It’s no secret that health care prices nationwide vary widely from one market to the next, and even within individual markets. A panel on hospital mergers during AHCJ’s Health Journalism 2016 conference in Cleveland will examine the many factors driving these variations in hospital prices. We’ll also discuss how consumers can shop more effectively for the lowest-priced care.
The session, “Merger mania of health providers and the rise of dominant and potential monopolies,” will be 4:40-6 p.m. on Saturday, April 9.
Zack Cooper, Ph.D., an assistant professor of health policy and of economics at Yale University, will talk about the research that he and his colleagues published last year on hospital consolidations. We’ll also hear from Karim A. Botros, chief strategy officer for MetroHealth, a public hospital in Cleveland, and Kevin Sears, executive director of market and network services for the Cleveland Clinic.

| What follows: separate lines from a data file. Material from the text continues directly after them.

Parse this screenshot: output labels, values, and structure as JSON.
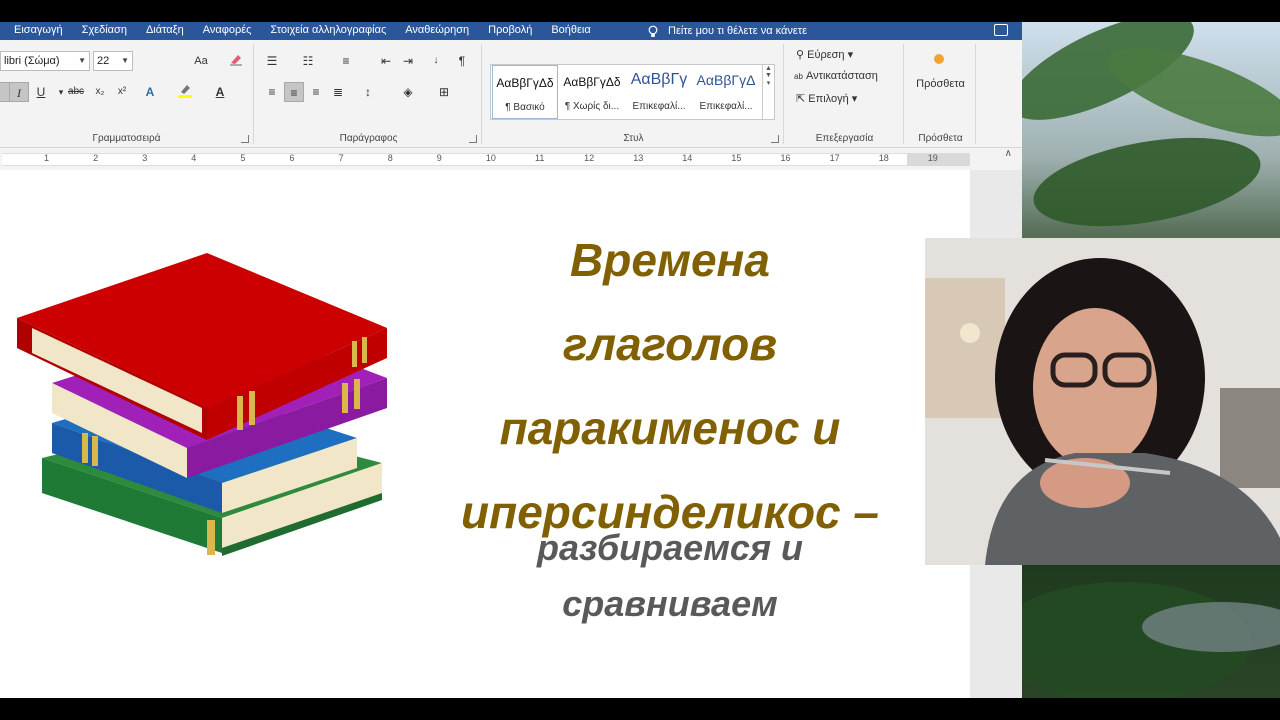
{
  "menu": {
    "tabs": [
      "Εισαγωγή",
      "Σχεδίαση",
      "Διάταξη",
      "Αναφορές",
      "Στοιχεία αλληλογραφίας",
      "Αναθεώρηση",
      "Προβολή",
      "Βοήθεια"
    ],
    "tell_me": "Πείτε μου τι θέλετε να κάνετε"
  },
  "ribbon": {
    "font": {
      "name": "libri (Σώμα)",
      "size": "22",
      "label": "Γραμματοσειρά",
      "aa": "Aa"
    },
    "paragraph": {
      "label": "Παράγραφος"
    },
    "styles": {
      "label": "Στυλ",
      "items": [
        {
          "sample": "ΑαΒβΓγΔδ",
          "name": "¶ Βασικό"
        },
        {
          "sample": "ΑαΒβΓγΔδ",
          "name": "¶ Χωρίς δι..."
        },
        {
          "sample": "ΑαΒβΓγ",
          "name": "Επικεφαλί..."
        },
        {
          "sample": "ΑαΒβΓγΔ",
          "name": "Επικεφαλί..."
        }
      ]
    },
    "editing": {
      "label": "Επεξεργασία",
      "find": "Εύρεση",
      "replace": "Αντικατάσταση",
      "select": "Επιλογή"
    },
    "addins": {
      "label": "Πρόσθετα",
      "button": "Πρόσθετα"
    }
  },
  "ruler": {
    "numbers": [
      "1",
      "2",
      "3",
      "4",
      "5",
      "6",
      "7",
      "8",
      "9",
      "10",
      "11",
      "12",
      "13",
      "14",
      "15",
      "16",
      "17",
      "18",
      "19"
    ]
  },
  "document": {
    "title_lines": [
      "Времена",
      "глаголов",
      "паракименос и",
      "иперсинделикос –"
    ],
    "subtitle_lines": [
      "разбираемся и",
      "сравниваем"
    ]
  },
  "colors": {
    "title": "#806000",
    "subtitle": "#595959",
    "accent": "#2b579a"
  }
}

In their research, Cooper and colleagues at the Health Care Pricing Project discovered a wide variation in hospital prices, not only for inpatients in general but also for seven procedures done frequently in hospitals: hip replacements, knee replacements, cesarean sections, vaginal deliveries, percutaneous transluminal coronary angioplasties (PTCAs), diagnostic colonoscopies, and MRIs of lower-limb joints without contrast.
For an MRI of a lower-limb, for example, prices may vary by a factor of 12 nationwide, the study said. That means that what the most expensive hospital in the nation charges for a lower-limb MRI is 12 times higher than what the least expensive hospital charges for the same services. The problem with comparing hospitals prices in referral regions is that consumers cannot shop effectively among different hospital referral regions (HRRs).
But they certainly can shop successfully within an HRR, Cooper says. Within HRRs, the most expensive hospitals has negotiated prices for lower-limb MRIs that are twice as high as those of the least expensive hospitals, the research shows.
“For consumers, we show that the price of an MRI can vary by a factor of 10 within a large HRR,” Cooper says. “That means the potential for savings for individuals is enormous. If consumers are willing to travel a little – and not even a lot – further, they can save tremendous amounts of money.”
He concedes that there are many reasons consumers do not shop for care, as other studies have shown. Research by the Health Care Cost Institute, for example, indicates that the amount of money consumers spend out of pocket on any health care service depends on several factors, including the design of their health insurance benefits, according to an article about HCCI’s research by Jeff Lagasse in Healthcare Finance News.
The research by HCCI Executive Director David Newman and researcher Amanda Frost on what consumers spend out of pocket on so-called “shoppable” services comes from cost and usage data provided by 92 billion health insurance claims from Aetna, Humana and UnitedHealthcare. (By the way, that’s the same data used in Cooper’s HCPP research.)
In a recent report, Newman and Frost show that in 2011, only about 7 percent of total health care spending ($27.7 billion) was spent on services that consumers paid for out of pocket and were shoppable.
Frost, who authored the report on price transparency, said, “There is not that much savings to be gained from consumer shopping for many non-emergency services.”
Does Newman and Frost’s work conflict with that of Cooper and colleagues? In an interview, Newman and Frost explained that Cooper is correct that consumers have the potential to save significant sums from shopping for services, but often either will not or cannot shop because hospitals prices typically are not made public, or because their benefit plan’s networks limit them to certain hospitals. If the consumer finds a lower priced service at an out-of-network hospital, he or she may be penalized for going out of network or have to pay for the entire cost of care out of pocket. In that case, their health plan offers no benefit.
For health care journalists, here is a story worth pursuing: why can’t consumers get better information on the costs of hospital care? How much do narrow networks interfere with a patient’s ability to seek lower-cost providers?